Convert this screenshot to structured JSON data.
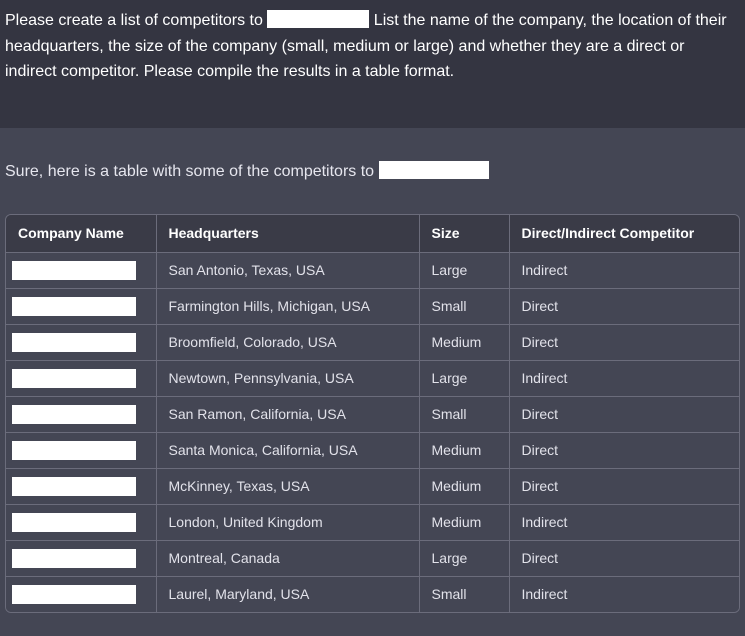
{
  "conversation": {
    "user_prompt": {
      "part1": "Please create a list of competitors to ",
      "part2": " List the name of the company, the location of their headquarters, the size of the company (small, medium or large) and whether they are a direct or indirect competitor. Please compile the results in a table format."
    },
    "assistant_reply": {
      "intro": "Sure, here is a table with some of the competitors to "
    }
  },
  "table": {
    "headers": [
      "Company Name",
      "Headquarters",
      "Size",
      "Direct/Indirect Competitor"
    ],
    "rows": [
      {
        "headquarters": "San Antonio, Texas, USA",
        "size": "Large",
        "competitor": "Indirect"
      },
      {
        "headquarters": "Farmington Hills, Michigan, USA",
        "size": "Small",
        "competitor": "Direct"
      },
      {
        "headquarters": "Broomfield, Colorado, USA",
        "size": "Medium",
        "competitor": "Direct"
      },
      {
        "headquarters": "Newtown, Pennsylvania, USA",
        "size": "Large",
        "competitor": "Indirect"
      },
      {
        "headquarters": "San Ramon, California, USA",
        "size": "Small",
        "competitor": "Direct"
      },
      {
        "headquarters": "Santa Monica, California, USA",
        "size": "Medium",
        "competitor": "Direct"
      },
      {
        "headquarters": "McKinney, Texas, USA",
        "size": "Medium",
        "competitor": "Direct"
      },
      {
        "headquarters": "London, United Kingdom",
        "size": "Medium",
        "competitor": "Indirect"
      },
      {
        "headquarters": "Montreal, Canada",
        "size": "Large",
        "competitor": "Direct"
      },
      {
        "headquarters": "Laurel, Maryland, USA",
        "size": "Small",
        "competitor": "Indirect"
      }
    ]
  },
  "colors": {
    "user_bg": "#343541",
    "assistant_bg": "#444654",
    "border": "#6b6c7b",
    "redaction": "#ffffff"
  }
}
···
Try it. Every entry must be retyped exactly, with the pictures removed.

Response area.
Convert this screenshot to structured JSON data.
{
  "conversation": {
    "user_prompt": {
      "part1": "Please create a list of competitors to ",
      "part2": " List the name of the company, the location of their headquarters, the size of the company (small, medium or large) and whether they are a direct or indirect competitor. Please compile the results in a table format."
    },
    "assistant_reply": {
      "intro": "Sure, here is a table with some of the competitors to "
    }
  },
  "table": {
    "headers": [
      "Company Name",
      "Headquarters",
      "Size",
      "Direct/Indirect Competitor"
    ],
    "rows": [
      {
        "headquarters": "San Antonio, Texas, USA",
        "size": "Large",
        "competitor": "Indirect"
      },
      {
        "headquarters": "Farmington Hills, Michigan, USA",
        "size": "Small",
        "competitor": "Direct"
      },
      {
        "headquarters": "Broomfield, Colorado, USA",
        "size": "Medium",
        "competitor": "Direct"
      },
      {
        "headquarters": "Newtown, Pennsylvania, USA",
        "size": "Large",
        "competitor": "Indirect"
      },
      {
        "headquarters": "San Ramon, California, USA",
        "size": "Small",
        "competitor": "Direct"
      },
      {
        "headquarters": "Santa Monica, California, USA",
        "size": "Medium",
        "competitor": "Direct"
      },
      {
        "headquarters": "McKinney, Texas, USA",
        "size": "Medium",
        "competitor": "Direct"
      },
      {
        "headquarters": "London, United Kingdom",
        "size": "Medium",
        "competitor": "Indirect"
      },
      {
        "headquarters": "Montreal, Canada",
        "size": "Large",
        "competitor": "Direct"
      },
      {
        "headquarters": "Laurel, Maryland, USA",
        "size": "Small",
        "competitor": "Indirect"
      }
    ]
  },
  "colors": {
    "user_bg": "#343541",
    "assistant_bg": "#444654",
    "border": "#6b6c7b",
    "redaction": "#ffffff"
  }
}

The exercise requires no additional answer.